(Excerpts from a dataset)

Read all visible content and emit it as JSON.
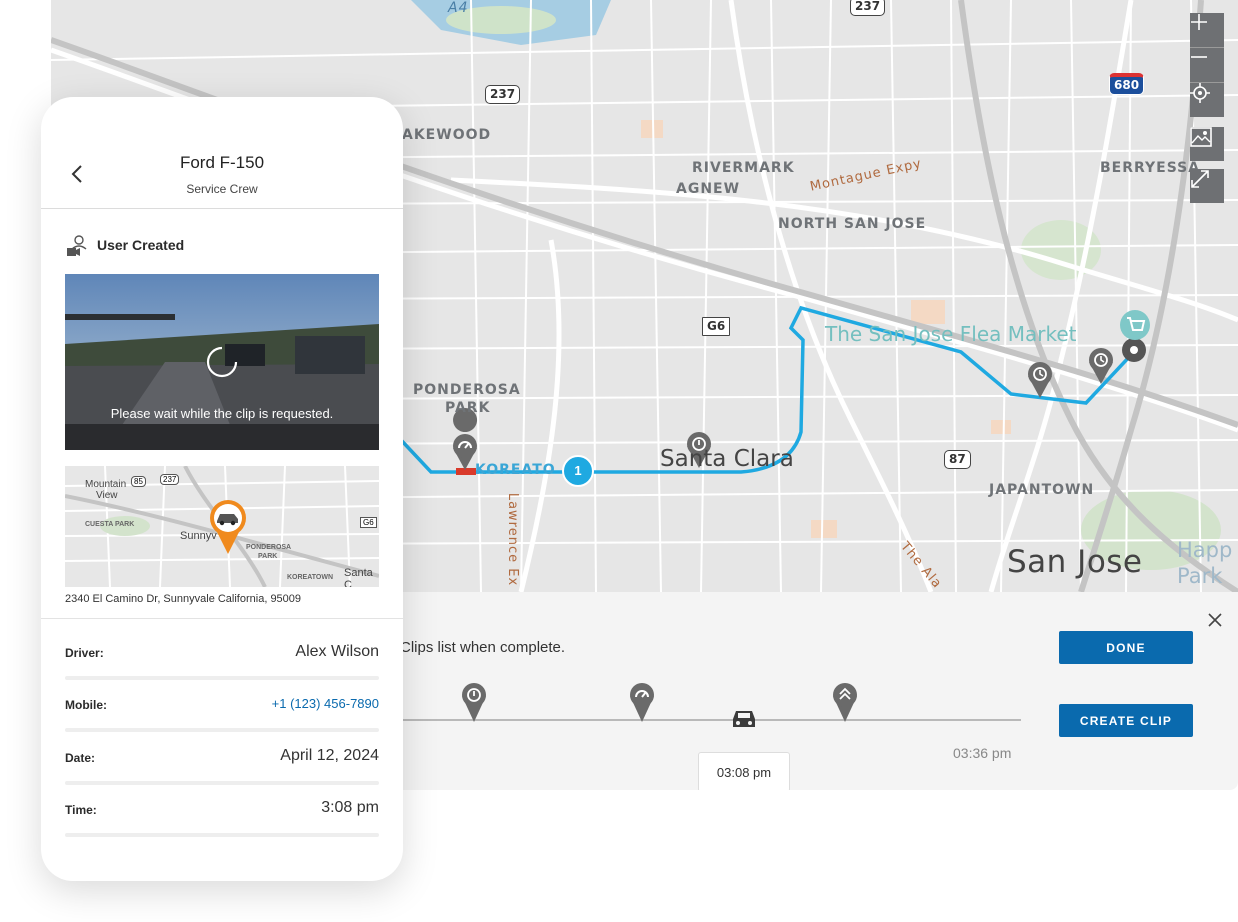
{
  "map": {
    "labels": {
      "lakewood": "AKEWOOD",
      "rivermark": "RIVERMARK",
      "agnew": "AGNEW",
      "montague": "Montague Expy",
      "north_san_jose": "NORTH SAN JOSE",
      "berryessa": "BERRYESSA",
      "flea_market": "The San Jose Flea Market",
      "ponderosa": "PONDEROSA",
      "park": "PARK",
      "koreatown": "KOREATO",
      "santa_clara": "Santa Clara",
      "lawrence": "Lawrence Ex",
      "japantown": "JAPANTOWN",
      "san_jose": "San Jose",
      "happy": "Happ",
      "happy2": "Park",
      "the_alameda": "The Ala",
      "a4": "A4"
    },
    "shields": {
      "r237_top": "237",
      "r237": "237",
      "r680": "680",
      "g6": "G6",
      "r87": "87"
    },
    "route_badge": "1",
    "controls": [
      "zoom-in-icon",
      "zoom-out-icon",
      "locate-icon",
      "map-layer-icon",
      "expand-icon"
    ]
  },
  "bottom_panel": {
    "message": "Clips list when complete.",
    "done_label": "DONE",
    "create_clip_label": "CREATE CLIP",
    "current_time": "03:08 pm",
    "end_time": "03:36 pm"
  },
  "phone": {
    "title": "Ford F-150",
    "subtitle": "Service Crew",
    "section_label": "User Created",
    "video_message": "Please wait while the clip is requested.",
    "mini_map": {
      "mountain_view_1": "Mountain",
      "mountain_view_2": "View",
      "cuesta_park": "CUESTA PARK",
      "sunnyvale": "Sunnyv",
      "ponderosa_1": "PONDEROSA",
      "ponderosa_2": "PARK",
      "koreatown": "KOREATOWN",
      "santa_clara": "Santa C",
      "shield_85": "85",
      "shield_237": "237",
      "shield_g6": "G6"
    },
    "address": "2340 El Camino Dr, Sunnyvale California, 95009",
    "details": [
      {
        "label": "Driver:",
        "value": "Alex Wilson"
      },
      {
        "label": "Mobile:",
        "value": "+1 (123) 456-7890"
      },
      {
        "label": "Date:",
        "value": "April 12, 2024"
      },
      {
        "label": "Time:",
        "value": "3:08 pm"
      }
    ]
  },
  "colors": {
    "route": "#1fa9e1",
    "button": "#0a6aae",
    "marker_orange": "#f08a1d",
    "link": "#0a6aae"
  }
}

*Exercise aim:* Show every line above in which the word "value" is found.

*Result of the task:*
        "value": "Alex Wilson"
        "value": "+1 (123) 456-7890"
        "value": "April 12, 2024"
        "value": "3:08 pm"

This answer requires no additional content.